Assignment:
For each line below that includes the word "this", make a copy.

[Records contained in a dataset]

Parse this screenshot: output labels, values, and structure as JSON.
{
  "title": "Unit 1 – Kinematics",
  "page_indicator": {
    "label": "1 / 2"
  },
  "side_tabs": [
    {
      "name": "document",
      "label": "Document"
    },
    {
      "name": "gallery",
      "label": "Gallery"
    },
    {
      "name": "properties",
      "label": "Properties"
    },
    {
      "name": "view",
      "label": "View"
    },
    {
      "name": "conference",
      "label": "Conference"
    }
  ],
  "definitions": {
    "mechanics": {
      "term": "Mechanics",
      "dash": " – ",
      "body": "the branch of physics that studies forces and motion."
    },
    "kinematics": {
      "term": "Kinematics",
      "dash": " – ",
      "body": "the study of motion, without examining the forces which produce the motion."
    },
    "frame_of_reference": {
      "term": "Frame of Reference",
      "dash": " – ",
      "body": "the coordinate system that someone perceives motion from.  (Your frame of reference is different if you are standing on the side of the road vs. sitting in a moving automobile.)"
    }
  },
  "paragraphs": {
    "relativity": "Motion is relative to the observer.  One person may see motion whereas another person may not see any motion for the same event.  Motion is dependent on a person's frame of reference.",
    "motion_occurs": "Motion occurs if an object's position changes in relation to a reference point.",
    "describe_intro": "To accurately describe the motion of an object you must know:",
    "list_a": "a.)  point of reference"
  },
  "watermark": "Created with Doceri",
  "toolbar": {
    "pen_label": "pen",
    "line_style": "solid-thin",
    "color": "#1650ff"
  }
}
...
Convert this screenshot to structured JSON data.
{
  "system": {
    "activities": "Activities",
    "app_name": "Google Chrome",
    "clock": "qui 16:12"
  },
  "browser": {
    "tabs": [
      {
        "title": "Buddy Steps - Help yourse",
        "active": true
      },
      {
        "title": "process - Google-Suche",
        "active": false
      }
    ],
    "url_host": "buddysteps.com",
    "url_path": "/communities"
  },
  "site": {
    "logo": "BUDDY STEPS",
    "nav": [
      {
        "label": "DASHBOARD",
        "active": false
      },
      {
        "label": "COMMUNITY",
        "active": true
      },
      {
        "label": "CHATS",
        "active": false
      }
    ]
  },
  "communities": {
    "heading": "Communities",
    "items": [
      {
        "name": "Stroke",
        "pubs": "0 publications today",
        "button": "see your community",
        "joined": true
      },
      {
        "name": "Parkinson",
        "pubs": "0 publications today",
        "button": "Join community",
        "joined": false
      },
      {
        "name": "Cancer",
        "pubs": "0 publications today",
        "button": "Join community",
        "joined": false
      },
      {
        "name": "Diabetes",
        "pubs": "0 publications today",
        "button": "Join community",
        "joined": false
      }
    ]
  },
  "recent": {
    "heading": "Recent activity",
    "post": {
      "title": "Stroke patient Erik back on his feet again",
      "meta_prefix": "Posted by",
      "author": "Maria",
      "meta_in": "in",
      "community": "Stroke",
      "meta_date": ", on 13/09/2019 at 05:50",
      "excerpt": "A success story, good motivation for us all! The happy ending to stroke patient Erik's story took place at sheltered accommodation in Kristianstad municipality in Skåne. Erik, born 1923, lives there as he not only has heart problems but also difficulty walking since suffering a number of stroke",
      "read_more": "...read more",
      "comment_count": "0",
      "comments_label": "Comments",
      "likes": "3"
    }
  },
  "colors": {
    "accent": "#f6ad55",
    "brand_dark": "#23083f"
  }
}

Exercise answer:
Parse this screenshot: output labels, values, and structure as JSON.
Convert this screenshot to structured JSON data.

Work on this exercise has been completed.